Work request — Check each line of the records below and collect those that include the word "this".

◇ ◇ ◇ ◇

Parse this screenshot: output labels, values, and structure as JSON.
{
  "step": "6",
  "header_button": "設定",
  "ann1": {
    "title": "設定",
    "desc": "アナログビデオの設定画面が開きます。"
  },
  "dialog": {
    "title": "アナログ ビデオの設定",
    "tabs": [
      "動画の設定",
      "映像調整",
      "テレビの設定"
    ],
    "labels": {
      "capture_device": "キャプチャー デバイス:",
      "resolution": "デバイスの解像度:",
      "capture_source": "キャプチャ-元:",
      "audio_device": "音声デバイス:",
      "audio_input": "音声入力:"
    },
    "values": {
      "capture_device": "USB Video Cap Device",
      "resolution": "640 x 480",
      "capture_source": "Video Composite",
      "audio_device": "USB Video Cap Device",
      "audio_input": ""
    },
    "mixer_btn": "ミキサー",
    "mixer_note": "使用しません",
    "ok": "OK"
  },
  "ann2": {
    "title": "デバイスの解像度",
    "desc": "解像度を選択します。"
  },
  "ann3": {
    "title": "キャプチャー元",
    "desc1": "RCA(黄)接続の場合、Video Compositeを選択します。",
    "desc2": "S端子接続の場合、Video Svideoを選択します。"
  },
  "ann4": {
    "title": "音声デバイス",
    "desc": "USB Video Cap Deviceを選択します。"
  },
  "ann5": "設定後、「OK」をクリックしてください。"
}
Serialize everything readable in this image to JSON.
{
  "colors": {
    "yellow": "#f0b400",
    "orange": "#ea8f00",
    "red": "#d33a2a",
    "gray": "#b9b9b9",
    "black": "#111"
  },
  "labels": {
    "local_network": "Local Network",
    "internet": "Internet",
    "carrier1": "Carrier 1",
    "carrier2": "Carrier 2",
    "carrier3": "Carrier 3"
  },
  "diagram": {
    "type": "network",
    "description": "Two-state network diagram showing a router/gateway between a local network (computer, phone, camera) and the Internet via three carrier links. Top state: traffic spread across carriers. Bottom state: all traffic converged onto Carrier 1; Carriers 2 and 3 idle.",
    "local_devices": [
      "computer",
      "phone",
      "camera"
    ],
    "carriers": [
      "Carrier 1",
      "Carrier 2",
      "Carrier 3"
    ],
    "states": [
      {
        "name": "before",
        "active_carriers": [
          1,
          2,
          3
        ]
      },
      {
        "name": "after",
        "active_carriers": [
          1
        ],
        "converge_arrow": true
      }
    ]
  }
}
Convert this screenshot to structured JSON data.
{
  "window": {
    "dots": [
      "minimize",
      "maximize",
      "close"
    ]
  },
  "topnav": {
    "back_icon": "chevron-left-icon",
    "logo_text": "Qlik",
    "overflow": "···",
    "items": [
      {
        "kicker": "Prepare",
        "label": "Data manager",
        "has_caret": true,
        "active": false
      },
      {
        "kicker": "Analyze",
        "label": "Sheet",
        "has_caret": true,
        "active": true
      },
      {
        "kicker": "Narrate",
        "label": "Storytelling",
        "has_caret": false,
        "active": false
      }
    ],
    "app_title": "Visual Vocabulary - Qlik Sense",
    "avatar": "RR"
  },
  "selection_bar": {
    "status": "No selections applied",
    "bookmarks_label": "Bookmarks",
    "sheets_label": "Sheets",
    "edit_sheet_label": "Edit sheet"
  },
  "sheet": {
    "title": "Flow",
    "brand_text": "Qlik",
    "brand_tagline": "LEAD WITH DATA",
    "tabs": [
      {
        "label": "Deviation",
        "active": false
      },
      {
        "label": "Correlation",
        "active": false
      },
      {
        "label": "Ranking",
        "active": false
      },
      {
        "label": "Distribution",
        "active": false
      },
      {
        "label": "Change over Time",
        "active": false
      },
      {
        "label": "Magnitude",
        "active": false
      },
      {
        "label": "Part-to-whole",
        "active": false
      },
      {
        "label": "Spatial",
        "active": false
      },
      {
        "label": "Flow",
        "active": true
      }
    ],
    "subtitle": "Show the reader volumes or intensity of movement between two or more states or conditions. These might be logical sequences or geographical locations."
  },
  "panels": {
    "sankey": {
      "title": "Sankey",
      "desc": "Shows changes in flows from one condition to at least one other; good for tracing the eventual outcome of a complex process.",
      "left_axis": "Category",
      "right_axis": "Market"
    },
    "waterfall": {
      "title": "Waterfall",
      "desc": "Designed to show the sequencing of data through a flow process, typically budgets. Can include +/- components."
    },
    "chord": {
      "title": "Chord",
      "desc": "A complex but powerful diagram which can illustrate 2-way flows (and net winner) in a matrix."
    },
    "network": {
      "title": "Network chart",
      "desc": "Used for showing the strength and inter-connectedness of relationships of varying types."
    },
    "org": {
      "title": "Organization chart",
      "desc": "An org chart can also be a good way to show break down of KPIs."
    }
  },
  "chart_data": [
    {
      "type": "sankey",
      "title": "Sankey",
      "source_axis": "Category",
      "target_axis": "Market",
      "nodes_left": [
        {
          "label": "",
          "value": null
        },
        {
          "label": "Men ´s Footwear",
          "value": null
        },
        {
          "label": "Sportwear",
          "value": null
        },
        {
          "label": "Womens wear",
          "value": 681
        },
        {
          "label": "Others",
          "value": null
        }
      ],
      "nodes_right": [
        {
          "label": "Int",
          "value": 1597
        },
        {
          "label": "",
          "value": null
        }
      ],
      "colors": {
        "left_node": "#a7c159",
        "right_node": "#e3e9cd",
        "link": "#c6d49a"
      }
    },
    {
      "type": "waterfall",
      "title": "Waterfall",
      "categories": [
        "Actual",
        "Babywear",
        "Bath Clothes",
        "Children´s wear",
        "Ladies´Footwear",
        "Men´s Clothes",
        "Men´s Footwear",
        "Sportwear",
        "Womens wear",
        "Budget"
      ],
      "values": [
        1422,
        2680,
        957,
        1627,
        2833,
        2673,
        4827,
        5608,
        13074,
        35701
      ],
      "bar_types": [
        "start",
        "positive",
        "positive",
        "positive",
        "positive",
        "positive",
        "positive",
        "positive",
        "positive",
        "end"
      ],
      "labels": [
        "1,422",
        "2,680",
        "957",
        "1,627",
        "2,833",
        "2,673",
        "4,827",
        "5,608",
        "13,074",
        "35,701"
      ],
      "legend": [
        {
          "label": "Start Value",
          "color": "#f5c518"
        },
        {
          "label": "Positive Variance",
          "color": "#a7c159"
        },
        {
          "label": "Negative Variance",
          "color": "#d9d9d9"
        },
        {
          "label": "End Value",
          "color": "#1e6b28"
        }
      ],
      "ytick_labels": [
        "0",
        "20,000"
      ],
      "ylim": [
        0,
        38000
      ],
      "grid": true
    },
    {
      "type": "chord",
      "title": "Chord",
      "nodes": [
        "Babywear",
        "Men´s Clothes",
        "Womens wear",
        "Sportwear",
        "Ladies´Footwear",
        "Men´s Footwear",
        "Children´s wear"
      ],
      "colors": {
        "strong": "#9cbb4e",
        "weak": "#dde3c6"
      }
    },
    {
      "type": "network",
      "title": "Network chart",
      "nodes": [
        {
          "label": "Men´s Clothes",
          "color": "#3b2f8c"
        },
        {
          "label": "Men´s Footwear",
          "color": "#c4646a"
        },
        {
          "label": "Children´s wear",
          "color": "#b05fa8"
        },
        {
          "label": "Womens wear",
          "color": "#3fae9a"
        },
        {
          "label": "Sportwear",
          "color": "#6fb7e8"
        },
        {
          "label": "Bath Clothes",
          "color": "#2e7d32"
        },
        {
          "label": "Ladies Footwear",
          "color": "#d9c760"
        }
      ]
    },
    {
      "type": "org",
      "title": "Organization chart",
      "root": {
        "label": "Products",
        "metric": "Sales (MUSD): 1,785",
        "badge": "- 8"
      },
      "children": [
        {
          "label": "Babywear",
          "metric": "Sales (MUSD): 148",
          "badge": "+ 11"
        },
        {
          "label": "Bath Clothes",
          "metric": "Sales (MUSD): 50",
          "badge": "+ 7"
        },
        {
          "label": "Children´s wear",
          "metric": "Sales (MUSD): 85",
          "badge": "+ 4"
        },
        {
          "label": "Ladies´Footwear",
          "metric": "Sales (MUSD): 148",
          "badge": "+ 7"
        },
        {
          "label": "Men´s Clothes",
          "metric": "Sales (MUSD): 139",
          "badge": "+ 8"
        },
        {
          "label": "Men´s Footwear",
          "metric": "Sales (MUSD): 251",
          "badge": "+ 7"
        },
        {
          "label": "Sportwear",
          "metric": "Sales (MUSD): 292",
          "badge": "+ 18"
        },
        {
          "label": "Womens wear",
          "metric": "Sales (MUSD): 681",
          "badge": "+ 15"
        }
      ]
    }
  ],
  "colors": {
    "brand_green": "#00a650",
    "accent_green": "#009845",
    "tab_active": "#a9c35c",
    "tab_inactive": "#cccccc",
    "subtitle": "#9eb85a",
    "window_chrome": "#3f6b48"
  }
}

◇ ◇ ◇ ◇

Completed task —
Parse this screenshot: output labels, values, and structure as JSON.
Serialize everything readable in this image to JSON.
Convert this screenshot to structured JSON data.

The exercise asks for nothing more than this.